Protecting our backyards from invasive ants is a must but most of the time, we don’t know we have them until the damage is done.
Thankfully, our Community Taskforce has made a video to show you how to protect your patch from invasive ants; so you don’t spread the ants and cause another infestation and also prevent the ants from coming onto your patch.
How to quarantine your potted plant
Two methods to quarantine
Bare rooting is taking a potted plant and removing the pot and soil, leaving the roots bare. Bare roots remove any ants, nests, or eggs that could be hiding in the soil.
A water bath is soaking your potted plant in a container of water for some hours, and checking the water for suspect ants.

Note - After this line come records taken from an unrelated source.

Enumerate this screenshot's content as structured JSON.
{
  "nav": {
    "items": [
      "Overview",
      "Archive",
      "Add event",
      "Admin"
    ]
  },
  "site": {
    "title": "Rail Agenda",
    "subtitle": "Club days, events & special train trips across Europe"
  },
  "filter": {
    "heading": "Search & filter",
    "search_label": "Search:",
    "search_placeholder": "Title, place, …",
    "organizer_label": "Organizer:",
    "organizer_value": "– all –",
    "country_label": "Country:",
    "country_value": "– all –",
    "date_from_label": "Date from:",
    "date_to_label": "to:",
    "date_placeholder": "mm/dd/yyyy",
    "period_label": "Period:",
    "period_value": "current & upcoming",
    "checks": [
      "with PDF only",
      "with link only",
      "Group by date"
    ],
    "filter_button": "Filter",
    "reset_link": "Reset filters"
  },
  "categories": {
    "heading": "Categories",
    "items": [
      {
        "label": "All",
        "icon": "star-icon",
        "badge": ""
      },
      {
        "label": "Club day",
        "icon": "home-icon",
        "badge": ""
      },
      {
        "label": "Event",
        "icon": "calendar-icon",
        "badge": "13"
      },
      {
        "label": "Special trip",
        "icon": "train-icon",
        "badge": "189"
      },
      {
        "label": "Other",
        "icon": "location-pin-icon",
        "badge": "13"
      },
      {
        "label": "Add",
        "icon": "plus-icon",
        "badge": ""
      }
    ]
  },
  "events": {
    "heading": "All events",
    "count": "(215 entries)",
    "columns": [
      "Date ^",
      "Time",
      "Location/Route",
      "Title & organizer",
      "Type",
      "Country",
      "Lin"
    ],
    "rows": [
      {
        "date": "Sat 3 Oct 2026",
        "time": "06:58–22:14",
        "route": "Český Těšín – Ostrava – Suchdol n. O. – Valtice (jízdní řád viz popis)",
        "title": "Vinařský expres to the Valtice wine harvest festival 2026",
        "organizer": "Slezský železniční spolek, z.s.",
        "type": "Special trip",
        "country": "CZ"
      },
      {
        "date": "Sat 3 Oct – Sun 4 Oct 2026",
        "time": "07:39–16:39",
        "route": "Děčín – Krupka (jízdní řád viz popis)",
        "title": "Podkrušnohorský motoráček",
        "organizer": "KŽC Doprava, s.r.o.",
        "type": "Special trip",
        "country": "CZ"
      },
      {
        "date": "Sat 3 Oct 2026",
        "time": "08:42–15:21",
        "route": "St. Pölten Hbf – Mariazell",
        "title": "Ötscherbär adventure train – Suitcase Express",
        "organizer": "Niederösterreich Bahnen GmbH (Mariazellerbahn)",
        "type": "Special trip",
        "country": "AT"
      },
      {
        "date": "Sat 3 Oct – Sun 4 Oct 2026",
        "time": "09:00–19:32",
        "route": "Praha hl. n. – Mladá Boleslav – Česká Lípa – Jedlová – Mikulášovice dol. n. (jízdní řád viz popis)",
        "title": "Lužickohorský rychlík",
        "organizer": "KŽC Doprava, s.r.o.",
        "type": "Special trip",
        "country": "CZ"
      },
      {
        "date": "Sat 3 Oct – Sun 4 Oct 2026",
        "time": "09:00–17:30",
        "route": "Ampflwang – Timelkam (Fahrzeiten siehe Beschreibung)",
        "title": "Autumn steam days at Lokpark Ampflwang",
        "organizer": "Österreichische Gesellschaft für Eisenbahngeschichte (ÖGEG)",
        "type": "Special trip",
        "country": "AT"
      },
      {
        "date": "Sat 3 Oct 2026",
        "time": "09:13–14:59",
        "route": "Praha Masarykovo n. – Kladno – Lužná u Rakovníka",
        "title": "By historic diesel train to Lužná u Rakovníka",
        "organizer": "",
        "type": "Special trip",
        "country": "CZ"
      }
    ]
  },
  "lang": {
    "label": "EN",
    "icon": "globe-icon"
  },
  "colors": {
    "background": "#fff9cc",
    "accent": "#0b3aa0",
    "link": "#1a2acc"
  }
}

For larger pots, you can position the pot in a moat of water, essentially creating an ‘island’. The roots don’t get wet but ants cannot escape the water. Plants quarantined in a moat of water can be left longer than 24 hours.
- Check the FAQ below to see if your plant can handle bare roots
- Remove the pot and soil
- Check for yellow crazy or electric ants, take a sample if you’re unsure and call Biosecurity Queensland on 13 25 23
- Wrap bare roots with wet newspaper and fasten with a rubber band
- Your plant is now safe from invasive ants and ready for planting
- Gather your equipment: large bucket or tray, water, dishwashing liquid, table (optional)
- Place your large bucket or tray on the ground or on a table
- Fill it with water
- Submerge your plant in the water
- Add a drop of dishwashing liquid to the water
- Make sure your plant’s foliage is not touching anything around it
- Wait up to 12hrs or less for a small pot, 24hrs for a larger pot
- Check the water for yellow crazy or electric ants, take a sample if you’re unsure, and call Biosecurity Queensland on 13 25 23
- Remove your plant from the water, it’s now safe and ready for your patch
- Large pot, sensitive plant, unsure how much water, or how long you submerge? See FAQ below for more details
Frequently Asked Questions
It’s not recommended to bare-root decorative plants in ceramic pots, fragile, sensitive, or delicate plants such as the herbaceous types, young vegetables, or small potted trees.
A large number of plant groups can be shared bare-rooted especially if they are being attended to by the receiver quickly.
Bulbs, tubers, and rhizomes, such as root vegetables, gingers, or flowers, are best offered when bare-rooted and cleaned thoroughly.
Cacti, dragonfruit, and a variety of ornamentals including many succulents, anthuriums, and philodendrons may be shared as cuttings whether rooted or not.
Bromeliads including pineapples, orchids, elephant ears, and assorted other aroids are routinely swapped and shared as bare-rooted plants.
It can also be done with many flowers such as roses. However, an assortment of young plants such as vegetables, herbs, and even pawpaws, can be bare-rooted, on a ready plant immediately basis. Otherwise, water bath.
If you have a small potted plant, submerge the pot in a vessel of water over the rim of the pot (see image above).
The types of containers you can use are buckets, basins, or wheelbarrows if you have a few plants to quaratine.
Larger pots will need a moat of water around the plant. For this, you need a tray and something to stand the pot on (see image above).
When submerging large pots in water, the maximum time you should leave the pot in water is 24 hours.
For small pots, 2-3 hours should be sufficient. However, there is no fixed answer as there are many different plants that can tolerate submerged roots differently.
We suggest you allow for 2-3 hours and then monitor your plant thereafter.
When checking for ants, make sure you check the foliage as well.
You can use an insecticide if you want to take an extra precaution, however, we don’t condone killing native ants.
The dishwashing soap breaks the water’s surface tension and stops rafting. The dishwashing soap also helps the water absorb further into the pot.
Any suspect ants can be collected in a plastic zip-lock bag or jar and then put in the freezer for 24 hours to ensure they are dead. Call 13 25 23 to arrange a pick up of the sample for identification.
Firstly, check the soil for suspect ants. Soil can either be removed dry or in a bucket of water.
Soil is a potential carrier of yellow crazy and electric ants and should be taken to an approved receiving station – which is the Council Waste Transfer Stations.